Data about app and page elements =
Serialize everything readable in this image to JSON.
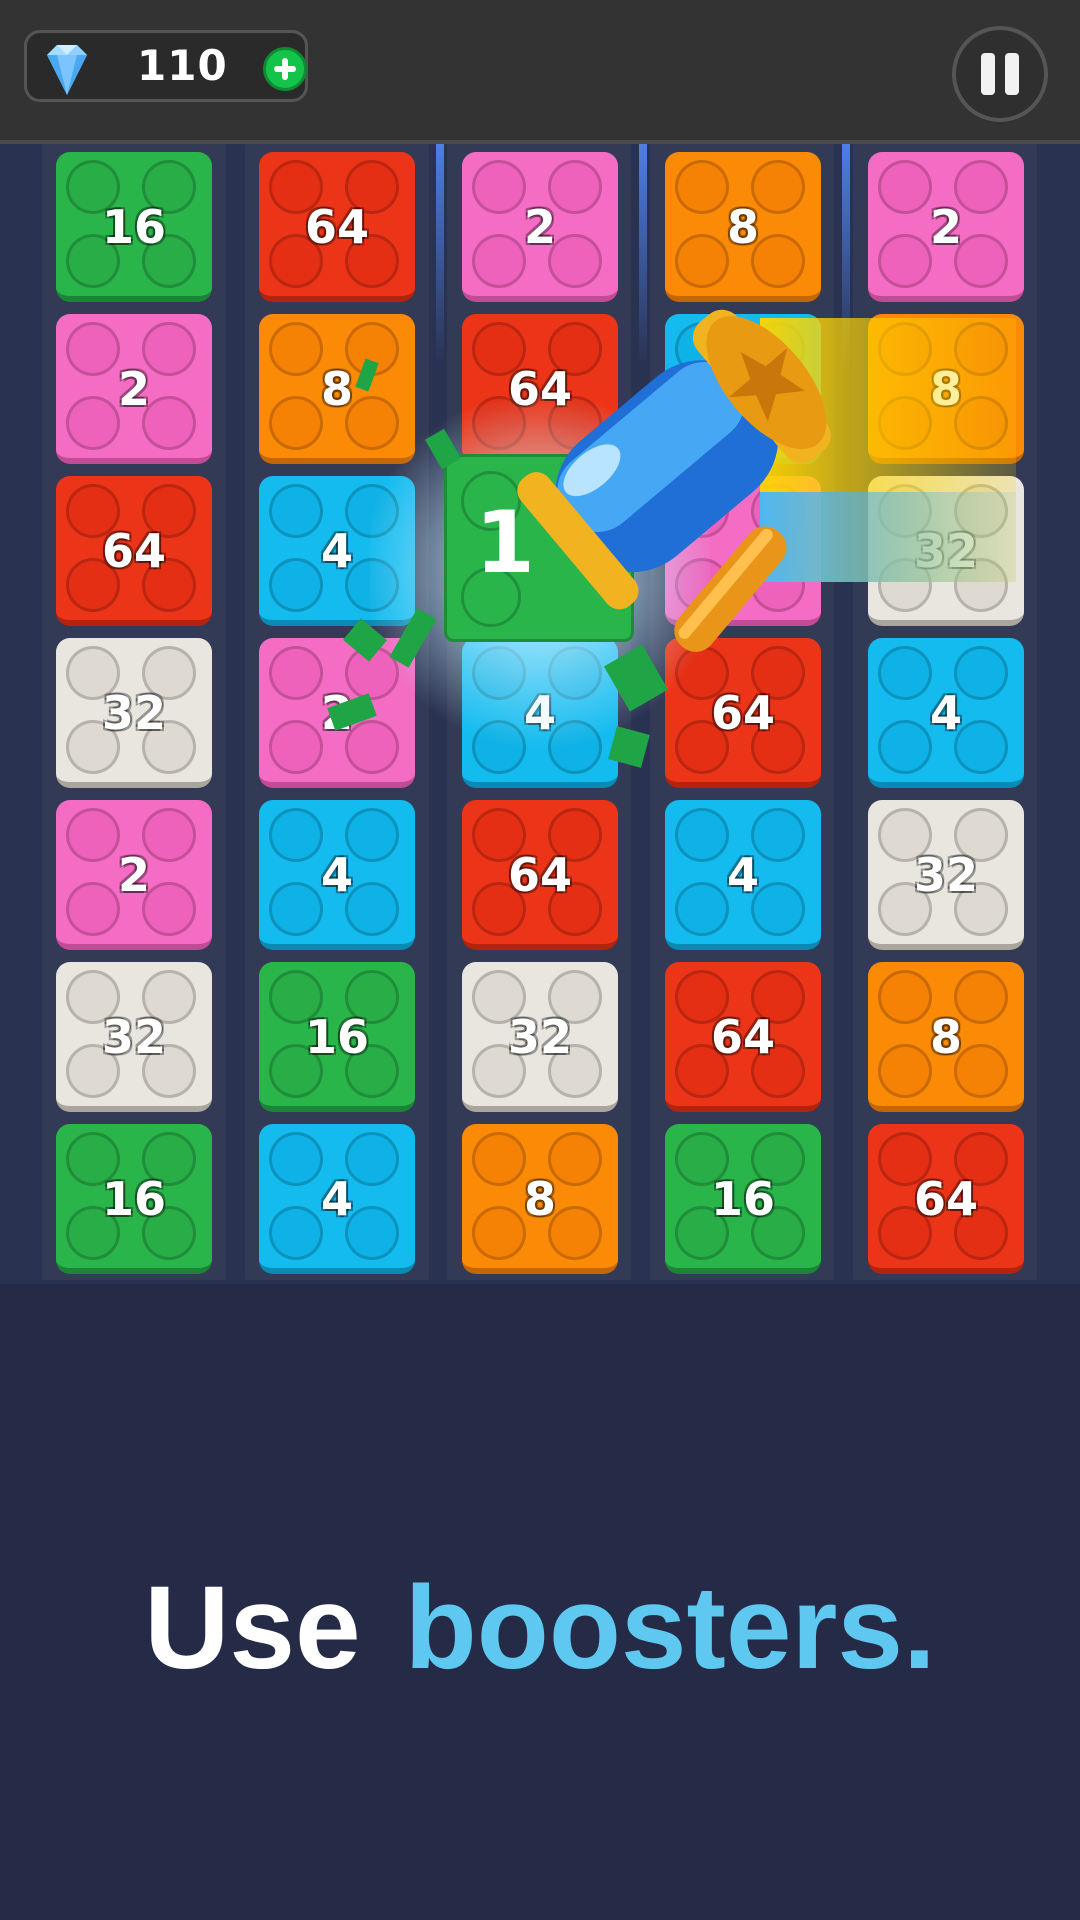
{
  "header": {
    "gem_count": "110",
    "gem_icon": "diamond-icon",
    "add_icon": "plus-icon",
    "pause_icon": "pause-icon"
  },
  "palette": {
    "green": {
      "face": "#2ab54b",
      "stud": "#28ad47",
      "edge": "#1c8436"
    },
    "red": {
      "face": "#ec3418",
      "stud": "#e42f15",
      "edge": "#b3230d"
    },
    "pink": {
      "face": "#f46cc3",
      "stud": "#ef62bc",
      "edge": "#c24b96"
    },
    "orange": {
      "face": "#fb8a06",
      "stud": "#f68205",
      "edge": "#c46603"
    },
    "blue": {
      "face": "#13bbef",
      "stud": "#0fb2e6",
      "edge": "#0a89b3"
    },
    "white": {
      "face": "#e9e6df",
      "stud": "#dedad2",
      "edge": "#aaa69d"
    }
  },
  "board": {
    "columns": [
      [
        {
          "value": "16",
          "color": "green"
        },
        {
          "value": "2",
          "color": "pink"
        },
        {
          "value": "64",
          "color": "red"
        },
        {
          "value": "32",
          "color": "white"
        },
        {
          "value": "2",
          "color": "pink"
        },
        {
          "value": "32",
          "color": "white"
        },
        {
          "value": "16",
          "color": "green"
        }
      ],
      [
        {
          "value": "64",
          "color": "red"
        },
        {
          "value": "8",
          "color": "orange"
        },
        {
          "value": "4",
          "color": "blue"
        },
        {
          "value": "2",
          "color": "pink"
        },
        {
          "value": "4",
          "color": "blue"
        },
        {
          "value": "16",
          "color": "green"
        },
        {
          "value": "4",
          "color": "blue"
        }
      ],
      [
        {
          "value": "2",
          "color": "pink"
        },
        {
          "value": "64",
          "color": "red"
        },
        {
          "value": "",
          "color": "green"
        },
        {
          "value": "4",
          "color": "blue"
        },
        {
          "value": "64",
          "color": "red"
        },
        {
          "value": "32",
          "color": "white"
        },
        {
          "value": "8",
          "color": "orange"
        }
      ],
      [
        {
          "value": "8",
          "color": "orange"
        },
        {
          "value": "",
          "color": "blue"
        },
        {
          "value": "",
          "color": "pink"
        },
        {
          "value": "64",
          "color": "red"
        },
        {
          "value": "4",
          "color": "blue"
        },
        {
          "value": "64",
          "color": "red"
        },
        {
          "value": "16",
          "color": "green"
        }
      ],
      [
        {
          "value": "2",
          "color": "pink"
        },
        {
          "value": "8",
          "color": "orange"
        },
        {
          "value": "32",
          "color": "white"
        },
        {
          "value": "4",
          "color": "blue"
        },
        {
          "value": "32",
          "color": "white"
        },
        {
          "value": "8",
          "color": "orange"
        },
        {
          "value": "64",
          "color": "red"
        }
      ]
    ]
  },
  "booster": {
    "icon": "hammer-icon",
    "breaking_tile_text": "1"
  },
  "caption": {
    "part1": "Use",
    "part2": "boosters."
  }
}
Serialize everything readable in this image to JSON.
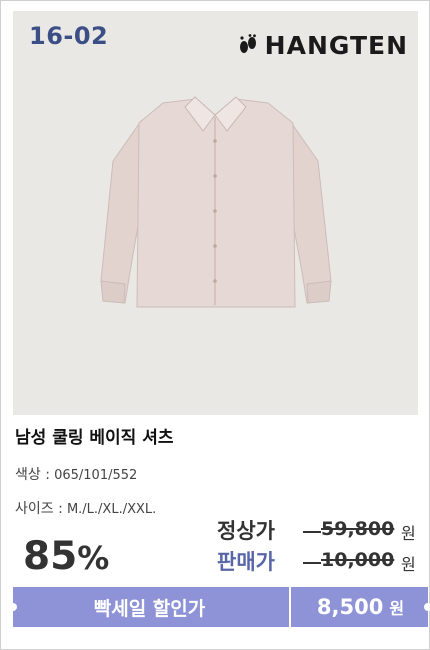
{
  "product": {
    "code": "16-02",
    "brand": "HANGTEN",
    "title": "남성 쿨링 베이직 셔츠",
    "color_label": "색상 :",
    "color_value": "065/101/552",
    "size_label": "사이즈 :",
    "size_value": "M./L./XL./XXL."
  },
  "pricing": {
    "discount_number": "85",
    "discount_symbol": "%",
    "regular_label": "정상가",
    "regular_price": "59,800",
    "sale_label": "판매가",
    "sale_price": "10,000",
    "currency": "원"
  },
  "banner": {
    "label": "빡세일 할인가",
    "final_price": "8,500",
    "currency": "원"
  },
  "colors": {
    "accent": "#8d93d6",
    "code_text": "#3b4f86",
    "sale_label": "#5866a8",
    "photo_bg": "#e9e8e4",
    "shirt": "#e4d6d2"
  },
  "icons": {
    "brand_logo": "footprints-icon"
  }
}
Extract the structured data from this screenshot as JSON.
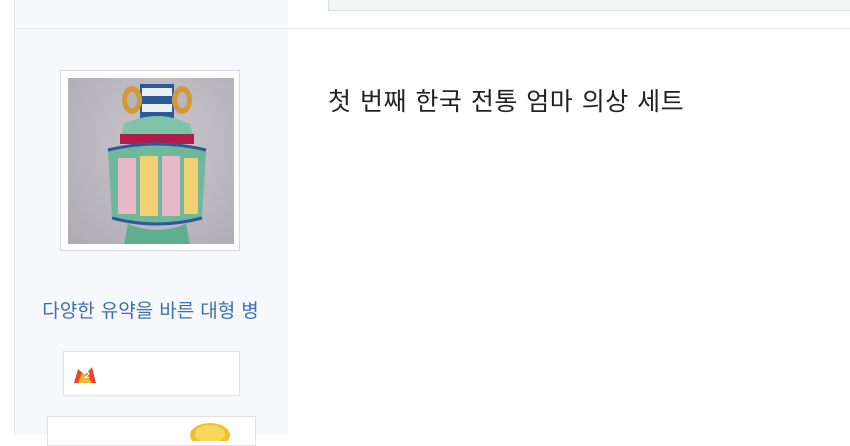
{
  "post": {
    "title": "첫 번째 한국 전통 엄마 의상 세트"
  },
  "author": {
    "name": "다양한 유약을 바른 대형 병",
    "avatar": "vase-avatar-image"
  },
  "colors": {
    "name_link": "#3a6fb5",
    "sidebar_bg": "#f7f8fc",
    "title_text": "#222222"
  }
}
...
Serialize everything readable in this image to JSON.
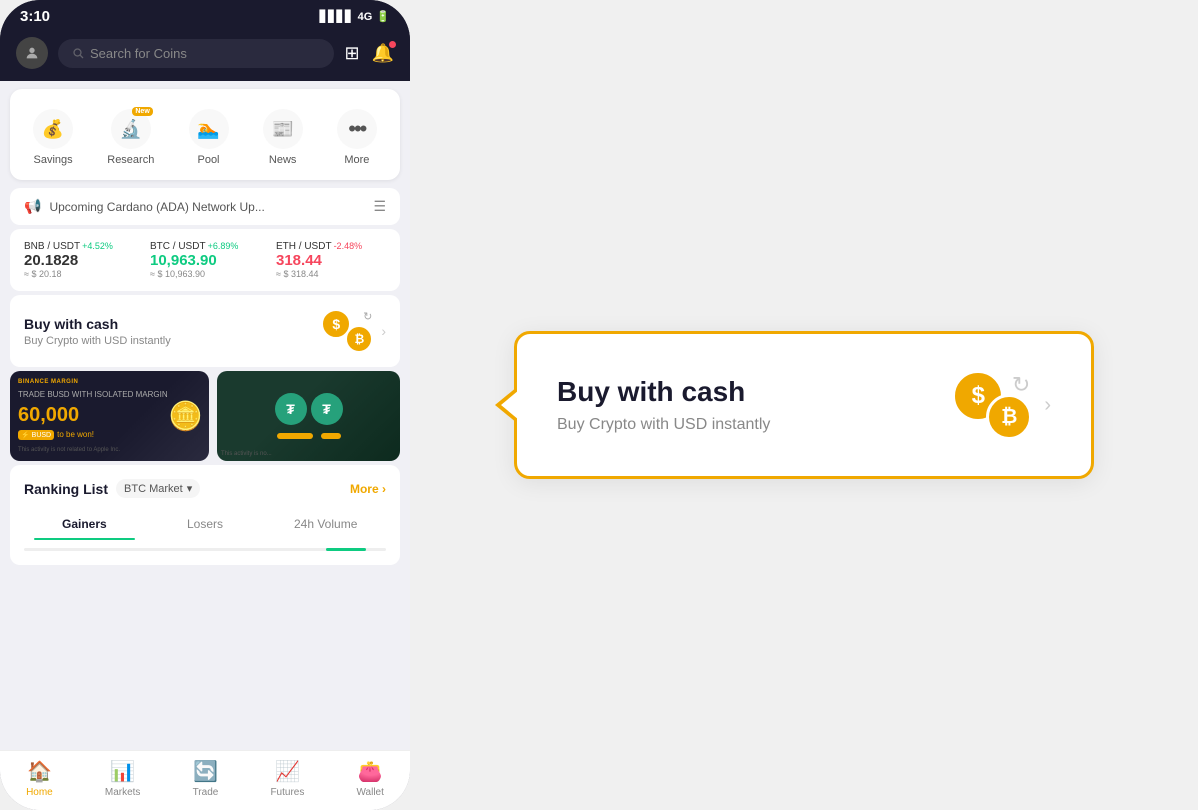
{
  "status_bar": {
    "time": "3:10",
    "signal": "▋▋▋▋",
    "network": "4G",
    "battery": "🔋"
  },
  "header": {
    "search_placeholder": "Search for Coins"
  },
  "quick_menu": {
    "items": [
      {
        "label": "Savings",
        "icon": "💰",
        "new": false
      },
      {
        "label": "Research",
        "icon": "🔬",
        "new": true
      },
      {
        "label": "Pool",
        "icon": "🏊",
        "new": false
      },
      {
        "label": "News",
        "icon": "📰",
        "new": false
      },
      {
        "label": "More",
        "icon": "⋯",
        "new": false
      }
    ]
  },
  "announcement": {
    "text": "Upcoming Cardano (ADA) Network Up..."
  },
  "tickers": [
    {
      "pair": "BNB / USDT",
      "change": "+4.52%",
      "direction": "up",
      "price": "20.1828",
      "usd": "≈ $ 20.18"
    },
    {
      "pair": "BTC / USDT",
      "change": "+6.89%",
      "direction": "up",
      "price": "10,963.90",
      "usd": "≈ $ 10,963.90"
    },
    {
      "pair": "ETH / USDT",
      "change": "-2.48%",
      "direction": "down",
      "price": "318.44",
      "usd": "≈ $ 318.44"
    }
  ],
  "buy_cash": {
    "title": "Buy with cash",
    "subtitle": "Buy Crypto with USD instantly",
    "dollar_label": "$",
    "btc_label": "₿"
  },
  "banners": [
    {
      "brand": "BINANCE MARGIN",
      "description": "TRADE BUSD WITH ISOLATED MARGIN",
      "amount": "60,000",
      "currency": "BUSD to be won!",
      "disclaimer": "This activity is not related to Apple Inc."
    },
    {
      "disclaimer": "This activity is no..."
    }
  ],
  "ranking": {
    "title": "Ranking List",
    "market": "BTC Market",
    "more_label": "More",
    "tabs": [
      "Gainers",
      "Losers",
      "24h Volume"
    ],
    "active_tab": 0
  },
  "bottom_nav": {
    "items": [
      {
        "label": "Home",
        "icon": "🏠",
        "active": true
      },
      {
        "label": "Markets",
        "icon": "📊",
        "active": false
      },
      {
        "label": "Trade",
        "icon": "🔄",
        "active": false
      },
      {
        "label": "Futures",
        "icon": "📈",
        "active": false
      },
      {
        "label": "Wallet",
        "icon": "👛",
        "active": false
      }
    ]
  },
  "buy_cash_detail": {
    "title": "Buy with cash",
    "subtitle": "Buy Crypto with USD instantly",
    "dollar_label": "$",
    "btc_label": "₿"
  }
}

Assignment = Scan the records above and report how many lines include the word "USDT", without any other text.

Answer to this problem = 3